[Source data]

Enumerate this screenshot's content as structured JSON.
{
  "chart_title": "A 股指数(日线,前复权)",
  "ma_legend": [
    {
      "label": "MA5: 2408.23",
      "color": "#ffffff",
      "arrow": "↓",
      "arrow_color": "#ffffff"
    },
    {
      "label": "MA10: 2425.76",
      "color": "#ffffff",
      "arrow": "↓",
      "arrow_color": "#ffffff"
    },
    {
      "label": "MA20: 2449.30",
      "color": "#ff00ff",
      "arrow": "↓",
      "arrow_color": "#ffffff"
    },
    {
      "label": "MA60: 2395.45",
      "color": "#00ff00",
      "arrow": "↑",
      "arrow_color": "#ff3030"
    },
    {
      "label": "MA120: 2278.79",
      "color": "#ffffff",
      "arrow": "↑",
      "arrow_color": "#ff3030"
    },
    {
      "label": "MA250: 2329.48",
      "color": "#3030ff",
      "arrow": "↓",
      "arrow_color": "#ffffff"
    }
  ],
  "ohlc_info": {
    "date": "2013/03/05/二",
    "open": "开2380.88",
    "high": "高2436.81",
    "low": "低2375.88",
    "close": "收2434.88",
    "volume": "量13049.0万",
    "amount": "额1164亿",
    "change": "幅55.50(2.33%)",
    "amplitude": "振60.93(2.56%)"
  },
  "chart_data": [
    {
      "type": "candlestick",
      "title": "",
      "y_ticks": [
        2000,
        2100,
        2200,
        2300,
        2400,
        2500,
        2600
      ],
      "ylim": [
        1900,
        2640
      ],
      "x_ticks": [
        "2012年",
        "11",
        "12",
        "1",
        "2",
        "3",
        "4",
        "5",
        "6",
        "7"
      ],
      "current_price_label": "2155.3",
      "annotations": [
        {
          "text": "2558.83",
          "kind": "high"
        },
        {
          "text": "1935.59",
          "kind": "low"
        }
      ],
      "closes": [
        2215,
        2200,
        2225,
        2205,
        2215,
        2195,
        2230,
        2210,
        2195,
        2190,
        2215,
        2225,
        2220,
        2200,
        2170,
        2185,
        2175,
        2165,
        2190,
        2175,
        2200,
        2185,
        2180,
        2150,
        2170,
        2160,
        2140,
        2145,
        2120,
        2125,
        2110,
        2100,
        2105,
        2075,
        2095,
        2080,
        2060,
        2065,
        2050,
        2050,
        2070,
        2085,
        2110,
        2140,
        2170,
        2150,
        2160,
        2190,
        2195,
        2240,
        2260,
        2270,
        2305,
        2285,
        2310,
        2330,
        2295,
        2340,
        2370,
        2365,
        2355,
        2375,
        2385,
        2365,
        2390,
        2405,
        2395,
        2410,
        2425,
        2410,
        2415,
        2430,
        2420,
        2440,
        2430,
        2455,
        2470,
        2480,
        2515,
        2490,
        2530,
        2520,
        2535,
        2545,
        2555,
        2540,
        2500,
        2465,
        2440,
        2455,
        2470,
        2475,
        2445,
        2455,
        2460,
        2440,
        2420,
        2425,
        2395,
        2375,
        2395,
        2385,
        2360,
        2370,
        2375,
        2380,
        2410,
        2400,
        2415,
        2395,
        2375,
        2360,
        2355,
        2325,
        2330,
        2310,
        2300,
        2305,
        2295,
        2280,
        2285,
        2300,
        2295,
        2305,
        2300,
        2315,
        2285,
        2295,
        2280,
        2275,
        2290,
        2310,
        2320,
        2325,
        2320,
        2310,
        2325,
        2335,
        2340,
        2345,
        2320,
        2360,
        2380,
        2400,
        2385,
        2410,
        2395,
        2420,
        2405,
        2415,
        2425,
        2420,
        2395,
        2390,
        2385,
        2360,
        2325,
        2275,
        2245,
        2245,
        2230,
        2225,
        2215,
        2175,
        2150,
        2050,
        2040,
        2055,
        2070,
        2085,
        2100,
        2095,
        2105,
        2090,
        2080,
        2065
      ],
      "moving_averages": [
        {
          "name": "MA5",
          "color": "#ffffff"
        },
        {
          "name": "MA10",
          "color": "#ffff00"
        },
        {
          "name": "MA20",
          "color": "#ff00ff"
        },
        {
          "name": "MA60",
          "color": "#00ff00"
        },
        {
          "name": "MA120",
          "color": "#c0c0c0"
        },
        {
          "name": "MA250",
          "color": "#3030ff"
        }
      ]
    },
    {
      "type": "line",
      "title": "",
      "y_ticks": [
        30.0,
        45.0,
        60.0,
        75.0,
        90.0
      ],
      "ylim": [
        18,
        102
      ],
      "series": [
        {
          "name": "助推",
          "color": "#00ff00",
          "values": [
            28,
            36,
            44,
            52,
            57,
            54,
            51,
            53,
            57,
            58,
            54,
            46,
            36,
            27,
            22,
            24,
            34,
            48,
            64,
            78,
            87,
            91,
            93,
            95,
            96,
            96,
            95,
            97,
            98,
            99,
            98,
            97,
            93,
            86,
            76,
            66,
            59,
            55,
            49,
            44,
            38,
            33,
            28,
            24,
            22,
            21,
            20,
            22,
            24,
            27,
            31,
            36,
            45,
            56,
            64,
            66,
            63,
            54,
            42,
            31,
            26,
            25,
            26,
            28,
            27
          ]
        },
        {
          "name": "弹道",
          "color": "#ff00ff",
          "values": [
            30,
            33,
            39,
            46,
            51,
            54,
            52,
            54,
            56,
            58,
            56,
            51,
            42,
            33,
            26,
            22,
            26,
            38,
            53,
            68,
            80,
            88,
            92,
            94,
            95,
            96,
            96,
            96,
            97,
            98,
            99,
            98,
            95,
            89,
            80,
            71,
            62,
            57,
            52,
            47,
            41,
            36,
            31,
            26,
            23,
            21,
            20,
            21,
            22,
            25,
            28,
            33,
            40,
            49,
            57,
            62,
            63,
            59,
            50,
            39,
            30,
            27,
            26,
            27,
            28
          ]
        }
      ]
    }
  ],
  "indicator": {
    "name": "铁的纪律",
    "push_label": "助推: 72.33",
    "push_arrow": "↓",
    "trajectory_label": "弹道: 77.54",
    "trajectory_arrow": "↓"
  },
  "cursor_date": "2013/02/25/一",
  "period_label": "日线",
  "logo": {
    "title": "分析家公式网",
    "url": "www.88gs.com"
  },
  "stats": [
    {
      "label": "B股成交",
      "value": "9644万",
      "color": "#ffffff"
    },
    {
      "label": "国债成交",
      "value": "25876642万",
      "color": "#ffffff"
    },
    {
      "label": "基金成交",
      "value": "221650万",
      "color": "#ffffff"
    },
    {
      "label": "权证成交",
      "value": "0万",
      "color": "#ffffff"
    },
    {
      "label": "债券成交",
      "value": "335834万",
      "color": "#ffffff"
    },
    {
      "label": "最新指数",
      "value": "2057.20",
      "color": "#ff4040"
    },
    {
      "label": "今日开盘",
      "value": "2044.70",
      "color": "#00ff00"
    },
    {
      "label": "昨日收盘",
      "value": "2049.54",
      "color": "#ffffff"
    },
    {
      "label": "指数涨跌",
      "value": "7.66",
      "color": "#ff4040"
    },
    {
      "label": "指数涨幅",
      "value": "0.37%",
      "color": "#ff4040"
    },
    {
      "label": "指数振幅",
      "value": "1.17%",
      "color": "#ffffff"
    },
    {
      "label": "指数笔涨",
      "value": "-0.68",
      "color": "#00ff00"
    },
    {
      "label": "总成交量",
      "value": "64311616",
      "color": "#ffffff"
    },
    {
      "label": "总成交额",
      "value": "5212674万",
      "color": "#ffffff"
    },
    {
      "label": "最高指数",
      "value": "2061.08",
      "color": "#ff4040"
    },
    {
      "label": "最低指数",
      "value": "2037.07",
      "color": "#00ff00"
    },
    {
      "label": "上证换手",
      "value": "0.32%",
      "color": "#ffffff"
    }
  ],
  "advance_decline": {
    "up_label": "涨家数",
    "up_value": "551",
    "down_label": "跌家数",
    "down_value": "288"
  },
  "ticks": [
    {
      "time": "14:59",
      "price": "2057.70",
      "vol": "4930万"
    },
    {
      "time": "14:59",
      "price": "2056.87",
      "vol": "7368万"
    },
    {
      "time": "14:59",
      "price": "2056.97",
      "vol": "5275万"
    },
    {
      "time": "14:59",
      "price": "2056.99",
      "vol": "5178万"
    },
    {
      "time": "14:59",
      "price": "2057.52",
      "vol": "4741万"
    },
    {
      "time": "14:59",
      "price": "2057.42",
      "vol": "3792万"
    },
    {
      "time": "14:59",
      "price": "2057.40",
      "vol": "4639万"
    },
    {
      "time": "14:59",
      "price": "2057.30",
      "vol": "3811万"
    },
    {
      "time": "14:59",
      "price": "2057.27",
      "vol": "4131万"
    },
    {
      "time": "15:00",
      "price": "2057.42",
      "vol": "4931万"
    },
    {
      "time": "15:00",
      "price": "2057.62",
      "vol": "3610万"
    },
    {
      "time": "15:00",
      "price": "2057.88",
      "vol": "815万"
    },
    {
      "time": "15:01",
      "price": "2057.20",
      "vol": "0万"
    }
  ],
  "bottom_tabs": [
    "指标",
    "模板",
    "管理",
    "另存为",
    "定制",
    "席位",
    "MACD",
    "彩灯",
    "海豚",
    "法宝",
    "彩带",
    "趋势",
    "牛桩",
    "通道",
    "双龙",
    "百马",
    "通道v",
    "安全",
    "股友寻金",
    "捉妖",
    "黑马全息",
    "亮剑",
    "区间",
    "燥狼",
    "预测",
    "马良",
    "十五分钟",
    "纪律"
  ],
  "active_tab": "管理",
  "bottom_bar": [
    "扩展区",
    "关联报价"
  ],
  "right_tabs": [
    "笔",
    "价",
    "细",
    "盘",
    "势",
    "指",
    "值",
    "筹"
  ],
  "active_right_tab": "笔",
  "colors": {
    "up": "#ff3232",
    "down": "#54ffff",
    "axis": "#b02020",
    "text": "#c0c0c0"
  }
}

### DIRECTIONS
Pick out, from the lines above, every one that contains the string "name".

### TASK RESULT
          "name": "MA5",
          "name": "MA10",
          "name": "MA20",
          "name": "MA60",
          "name": "MA120",
          "name": "MA250",
          "name": "助推",
          "name": "弹道",
    "name": "铁的纪律",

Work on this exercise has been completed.